▶ _ASSIGNMENT_
What the task needs is the data below, written out verbatim.

(Data about app and page elements)
---*---
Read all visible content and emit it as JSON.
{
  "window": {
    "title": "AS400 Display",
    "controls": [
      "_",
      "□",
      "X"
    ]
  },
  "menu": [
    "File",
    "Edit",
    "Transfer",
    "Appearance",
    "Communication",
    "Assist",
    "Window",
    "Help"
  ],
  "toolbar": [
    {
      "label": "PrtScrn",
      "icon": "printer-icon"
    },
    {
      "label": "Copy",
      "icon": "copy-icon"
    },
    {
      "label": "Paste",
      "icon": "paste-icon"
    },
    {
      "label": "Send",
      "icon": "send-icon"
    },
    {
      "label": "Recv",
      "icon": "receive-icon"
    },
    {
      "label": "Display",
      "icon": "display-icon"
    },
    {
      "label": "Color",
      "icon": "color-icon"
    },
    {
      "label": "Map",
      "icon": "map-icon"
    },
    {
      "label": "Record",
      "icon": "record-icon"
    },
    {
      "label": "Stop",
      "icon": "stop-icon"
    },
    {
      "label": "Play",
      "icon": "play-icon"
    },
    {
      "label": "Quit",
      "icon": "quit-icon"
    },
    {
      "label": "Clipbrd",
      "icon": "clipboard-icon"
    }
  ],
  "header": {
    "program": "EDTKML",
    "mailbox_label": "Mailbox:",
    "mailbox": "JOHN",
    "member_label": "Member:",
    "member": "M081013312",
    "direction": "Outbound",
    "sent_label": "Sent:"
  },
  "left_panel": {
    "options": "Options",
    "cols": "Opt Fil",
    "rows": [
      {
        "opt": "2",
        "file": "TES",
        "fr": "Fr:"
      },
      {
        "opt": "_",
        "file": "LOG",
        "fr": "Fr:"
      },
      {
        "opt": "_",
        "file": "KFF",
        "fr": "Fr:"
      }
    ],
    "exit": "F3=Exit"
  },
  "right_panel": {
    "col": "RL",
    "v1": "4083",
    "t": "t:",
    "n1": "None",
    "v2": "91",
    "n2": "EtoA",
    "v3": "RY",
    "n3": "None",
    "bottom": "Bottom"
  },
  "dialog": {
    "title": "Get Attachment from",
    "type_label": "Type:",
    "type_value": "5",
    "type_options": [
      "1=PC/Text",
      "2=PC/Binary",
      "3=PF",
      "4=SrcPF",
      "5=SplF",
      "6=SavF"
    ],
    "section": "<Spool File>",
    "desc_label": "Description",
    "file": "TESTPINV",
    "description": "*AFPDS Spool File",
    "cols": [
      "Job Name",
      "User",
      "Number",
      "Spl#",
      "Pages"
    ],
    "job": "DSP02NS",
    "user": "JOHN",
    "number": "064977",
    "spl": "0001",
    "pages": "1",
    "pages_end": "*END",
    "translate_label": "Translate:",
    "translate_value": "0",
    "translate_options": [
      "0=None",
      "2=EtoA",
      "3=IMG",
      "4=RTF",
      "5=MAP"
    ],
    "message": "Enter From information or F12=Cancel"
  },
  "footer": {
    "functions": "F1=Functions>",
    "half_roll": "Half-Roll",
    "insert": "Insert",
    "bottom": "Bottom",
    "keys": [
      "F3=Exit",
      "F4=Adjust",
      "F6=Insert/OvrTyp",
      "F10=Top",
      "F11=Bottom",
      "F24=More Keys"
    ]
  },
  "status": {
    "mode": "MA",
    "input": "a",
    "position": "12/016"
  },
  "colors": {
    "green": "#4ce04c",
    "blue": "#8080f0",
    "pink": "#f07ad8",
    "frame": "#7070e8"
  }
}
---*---
▶ _EXPECTED ANSWER_
Read all visible content and emit it as JSON.
{
  "window": {
    "title": "AS400 Display",
    "controls": [
      "_",
      "□",
      "X"
    ]
  },
  "menu": [
    "File",
    "Edit",
    "Transfer",
    "Appearance",
    "Communication",
    "Assist",
    "Window",
    "Help"
  ],
  "toolbar": [
    {
      "label": "PrtScrn",
      "icon": "printer-icon"
    },
    {
      "label": "Copy",
      "icon": "copy-icon"
    },
    {
      "label": "Paste",
      "icon": "paste-icon"
    },
    {
      "label": "Send",
      "icon": "send-icon"
    },
    {
      "label": "Recv",
      "icon": "receive-icon"
    },
    {
      "label": "Display",
      "icon": "display-icon"
    },
    {
      "label": "Color",
      "icon": "color-icon"
    },
    {
      "label": "Map",
      "icon": "map-icon"
    },
    {
      "label": "Record",
      "icon": "record-icon"
    },
    {
      "label": "Stop",
      "icon": "stop-icon"
    },
    {
      "label": "Play",
      "icon": "play-icon"
    },
    {
      "label": "Quit",
      "icon": "quit-icon"
    },
    {
      "label": "Clipbrd",
      "icon": "clipboard-icon"
    }
  ],
  "header": {
    "program": "EDTKML",
    "mailbox_label": "Mailbox:",
    "mailbox": "JOHN",
    "member_label": "Member:",
    "member": "M081013312",
    "direction": "Outbound",
    "sent_label": "Sent:"
  },
  "left_panel": {
    "options": "Options",
    "cols": "Opt Fil",
    "rows": [
      {
        "opt": "2",
        "file": "TES",
        "fr": "Fr:"
      },
      {
        "opt": "_",
        "file": "LOG",
        "fr": "Fr:"
      },
      {
        "opt": "_",
        "file": "KFF",
        "fr": "Fr:"
      }
    ],
    "exit": "F3=Exit"
  },
  "right_panel": {
    "col": "RL",
    "v1": "4083",
    "t": "t:",
    "n1": "None",
    "v2": "91",
    "n2": "EtoA",
    "v3": "RY",
    "n3": "None",
    "bottom": "Bottom"
  },
  "dialog": {
    "title": "Get Attachment from",
    "type_label": "Type:",
    "type_value": "5",
    "type_options": [
      "1=PC/Text",
      "2=PC/Binary",
      "3=PF",
      "4=SrcPF",
      "5=SplF",
      "6=SavF"
    ],
    "section": "<Spool File>",
    "desc_label": "Description",
    "file": "TESTPINV",
    "description": "*AFPDS Spool File",
    "cols": [
      "Job Name",
      "User",
      "Number",
      "Spl#",
      "Pages"
    ],
    "job": "DSP02NS",
    "user": "JOHN",
    "number": "064977",
    "spl": "0001",
    "pages": "1",
    "pages_end": "*END",
    "translate_label": "Translate:",
    "translate_value": "0",
    "translate_options": [
      "0=None",
      "2=EtoA",
      "3=IMG",
      "4=RTF",
      "5=MAP"
    ],
    "message": "Enter From information or F12=Cancel"
  },
  "footer": {
    "functions": "F1=Functions>",
    "half_roll": "Half-Roll",
    "insert": "Insert",
    "bottom": "Bottom",
    "keys": [
      "F3=Exit",
      "F4=Adjust",
      "F6=Insert/OvrTyp",
      "F10=Top",
      "F11=Bottom",
      "F24=More Keys"
    ]
  },
  "status": {
    "mode": "MA",
    "input": "a",
    "position": "12/016"
  },
  "colors": {
    "green": "#4ce04c",
    "blue": "#8080f0",
    "pink": "#f07ad8",
    "frame": "#7070e8"
  }
}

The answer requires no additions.